Schedules suck the fun out of life.

This concept of “no schedule” did not come easily to me.  Time after time I’d catch myself feeling tired and grumpy and no fun to be around, and would realize I’d created a schedule in my mind again, and was trying to push us into meeting it. 

Dumb, dumb, dumb. And no fun.

But now? Well, I’m in a Keys state of mind.  We’re in the Florida Keys, anchored near Marathon in a place called Boot Key Harbor. There are 300 other boats here, most of them cruisers, and they’re all here because it’s warm and protected, you can buy fuel and provisions and have mail and parts shipped in, you can have repairs made, etc. It’s a cruiser’s Mecca, the cross-roads to Mexico, Panama, Cuba, the Bahamas, the Caribbean and more. 
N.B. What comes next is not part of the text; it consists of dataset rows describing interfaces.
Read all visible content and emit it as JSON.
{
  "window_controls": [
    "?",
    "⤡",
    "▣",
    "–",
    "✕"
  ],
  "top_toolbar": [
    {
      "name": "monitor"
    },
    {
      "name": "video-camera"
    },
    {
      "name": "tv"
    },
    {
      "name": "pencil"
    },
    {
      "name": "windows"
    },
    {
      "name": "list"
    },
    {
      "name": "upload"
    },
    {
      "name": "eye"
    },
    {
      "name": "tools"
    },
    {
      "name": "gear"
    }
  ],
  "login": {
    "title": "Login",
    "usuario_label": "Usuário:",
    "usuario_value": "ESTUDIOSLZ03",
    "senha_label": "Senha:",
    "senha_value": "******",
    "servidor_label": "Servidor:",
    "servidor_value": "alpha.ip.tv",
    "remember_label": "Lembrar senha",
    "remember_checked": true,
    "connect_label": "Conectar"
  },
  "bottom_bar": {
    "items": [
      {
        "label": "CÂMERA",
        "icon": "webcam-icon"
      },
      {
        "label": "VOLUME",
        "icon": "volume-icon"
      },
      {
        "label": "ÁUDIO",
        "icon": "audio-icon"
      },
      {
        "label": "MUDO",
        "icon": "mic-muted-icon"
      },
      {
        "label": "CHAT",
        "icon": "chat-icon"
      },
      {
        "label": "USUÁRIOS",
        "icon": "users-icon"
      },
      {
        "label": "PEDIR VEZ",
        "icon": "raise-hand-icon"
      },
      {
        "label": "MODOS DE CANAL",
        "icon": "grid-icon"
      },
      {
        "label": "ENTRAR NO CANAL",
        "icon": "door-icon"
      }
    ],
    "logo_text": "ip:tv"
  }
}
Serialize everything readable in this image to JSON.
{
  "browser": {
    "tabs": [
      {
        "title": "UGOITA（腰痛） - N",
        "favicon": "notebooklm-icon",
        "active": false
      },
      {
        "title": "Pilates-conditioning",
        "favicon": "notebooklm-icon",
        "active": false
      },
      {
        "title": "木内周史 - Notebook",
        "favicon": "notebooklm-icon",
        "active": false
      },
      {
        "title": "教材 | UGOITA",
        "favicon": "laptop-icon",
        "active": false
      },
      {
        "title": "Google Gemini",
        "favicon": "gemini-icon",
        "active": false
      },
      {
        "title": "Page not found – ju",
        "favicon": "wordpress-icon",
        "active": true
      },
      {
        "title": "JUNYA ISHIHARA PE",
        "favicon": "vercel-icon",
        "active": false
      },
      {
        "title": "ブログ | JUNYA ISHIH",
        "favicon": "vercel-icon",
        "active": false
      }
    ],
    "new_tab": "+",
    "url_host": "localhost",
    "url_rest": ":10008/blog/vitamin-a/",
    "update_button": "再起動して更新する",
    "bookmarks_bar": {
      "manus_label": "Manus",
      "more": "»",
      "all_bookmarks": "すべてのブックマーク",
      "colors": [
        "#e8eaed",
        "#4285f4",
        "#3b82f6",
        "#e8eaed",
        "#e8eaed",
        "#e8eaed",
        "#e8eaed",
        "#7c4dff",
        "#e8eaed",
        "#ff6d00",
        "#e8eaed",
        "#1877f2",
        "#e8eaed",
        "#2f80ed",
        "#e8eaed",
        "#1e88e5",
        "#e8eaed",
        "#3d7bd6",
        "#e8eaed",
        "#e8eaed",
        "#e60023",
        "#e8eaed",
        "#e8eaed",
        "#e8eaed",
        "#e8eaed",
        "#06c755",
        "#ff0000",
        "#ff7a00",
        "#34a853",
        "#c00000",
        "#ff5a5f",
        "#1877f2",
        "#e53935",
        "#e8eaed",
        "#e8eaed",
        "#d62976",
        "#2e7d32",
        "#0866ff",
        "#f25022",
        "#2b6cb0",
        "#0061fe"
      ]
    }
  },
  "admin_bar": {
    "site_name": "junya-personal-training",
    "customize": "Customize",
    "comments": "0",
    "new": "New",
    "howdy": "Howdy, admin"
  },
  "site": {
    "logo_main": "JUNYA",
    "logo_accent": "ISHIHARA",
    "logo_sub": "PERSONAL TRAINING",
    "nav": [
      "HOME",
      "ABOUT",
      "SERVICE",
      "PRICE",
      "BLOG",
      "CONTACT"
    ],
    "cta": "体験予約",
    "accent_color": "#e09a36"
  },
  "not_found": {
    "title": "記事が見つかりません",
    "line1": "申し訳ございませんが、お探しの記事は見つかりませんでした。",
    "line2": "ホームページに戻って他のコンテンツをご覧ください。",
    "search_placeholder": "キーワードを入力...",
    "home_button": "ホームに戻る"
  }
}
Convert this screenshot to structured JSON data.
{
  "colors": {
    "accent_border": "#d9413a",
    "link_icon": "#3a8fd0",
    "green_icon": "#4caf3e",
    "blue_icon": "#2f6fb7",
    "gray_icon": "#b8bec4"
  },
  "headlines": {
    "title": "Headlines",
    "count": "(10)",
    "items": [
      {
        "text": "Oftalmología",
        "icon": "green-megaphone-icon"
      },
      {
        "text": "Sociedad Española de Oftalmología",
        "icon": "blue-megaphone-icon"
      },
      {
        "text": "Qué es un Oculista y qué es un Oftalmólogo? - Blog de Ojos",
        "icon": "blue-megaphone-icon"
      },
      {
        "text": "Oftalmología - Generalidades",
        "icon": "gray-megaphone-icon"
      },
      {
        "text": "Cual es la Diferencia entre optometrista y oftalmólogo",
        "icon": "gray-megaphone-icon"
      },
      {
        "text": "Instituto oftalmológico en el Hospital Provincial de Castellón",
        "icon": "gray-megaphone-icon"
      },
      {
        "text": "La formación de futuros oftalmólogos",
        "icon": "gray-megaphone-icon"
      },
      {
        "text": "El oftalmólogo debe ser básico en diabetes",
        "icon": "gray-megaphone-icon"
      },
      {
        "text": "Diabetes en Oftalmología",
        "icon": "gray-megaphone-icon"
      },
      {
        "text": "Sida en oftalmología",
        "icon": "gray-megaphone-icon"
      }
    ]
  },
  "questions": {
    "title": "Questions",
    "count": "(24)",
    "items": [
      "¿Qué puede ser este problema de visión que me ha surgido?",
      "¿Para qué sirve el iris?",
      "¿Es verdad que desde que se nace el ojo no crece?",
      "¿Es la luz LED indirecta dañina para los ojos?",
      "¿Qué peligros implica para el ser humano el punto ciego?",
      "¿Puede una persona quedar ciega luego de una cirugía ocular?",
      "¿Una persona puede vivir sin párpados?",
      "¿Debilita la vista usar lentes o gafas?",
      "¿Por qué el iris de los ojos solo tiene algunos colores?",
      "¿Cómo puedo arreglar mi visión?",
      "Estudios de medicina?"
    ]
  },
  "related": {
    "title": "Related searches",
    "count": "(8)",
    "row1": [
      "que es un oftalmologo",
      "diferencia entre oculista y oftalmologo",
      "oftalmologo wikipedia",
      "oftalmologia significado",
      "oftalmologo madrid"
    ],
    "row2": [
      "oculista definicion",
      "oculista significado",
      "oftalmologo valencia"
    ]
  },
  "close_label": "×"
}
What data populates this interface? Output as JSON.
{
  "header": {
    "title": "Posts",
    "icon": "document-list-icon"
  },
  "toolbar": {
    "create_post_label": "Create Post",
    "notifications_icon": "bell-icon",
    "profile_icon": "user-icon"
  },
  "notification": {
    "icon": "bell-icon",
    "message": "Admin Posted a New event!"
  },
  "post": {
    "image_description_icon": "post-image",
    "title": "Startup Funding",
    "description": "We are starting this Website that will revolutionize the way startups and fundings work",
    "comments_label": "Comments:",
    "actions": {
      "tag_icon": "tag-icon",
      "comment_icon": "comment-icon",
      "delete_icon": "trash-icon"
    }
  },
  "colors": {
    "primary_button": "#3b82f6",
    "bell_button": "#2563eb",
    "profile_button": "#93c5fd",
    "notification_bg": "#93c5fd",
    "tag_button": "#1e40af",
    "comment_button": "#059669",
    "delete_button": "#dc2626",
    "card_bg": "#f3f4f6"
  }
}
And we’re here for a bit.  Maybe a week, maybe a little longer, depending on the weather.  From Marathon we’ll move west, check out a few of the islands and towns farther out the Keys, and just generally experience the islands. 

Don’t know where. Don’t know when. Don’t care.

There’s a cultural concept – particularly in the Bahamas, Caribbean and South Pacific – known as “Island time”. Ask a native when the music starts at a bar and you’ll hear “Jus now”.  And “Jus now”, translated into American type-A, means “Sometime later than now and before the end of time.”

Wait for it.  

I’m learning, and I have my moments.  Nicki and I went to a great little bar last night called Keys Fisheries. GOOD local live music, cheap happy-hour pricing, awesome Stone crab claws and a bunch of other cruisers grovin’ to the tunes…  For a little while I completely forgot to be elsewhere.  I was jus there, jus now, and damn happy about it.

I highly recommend it.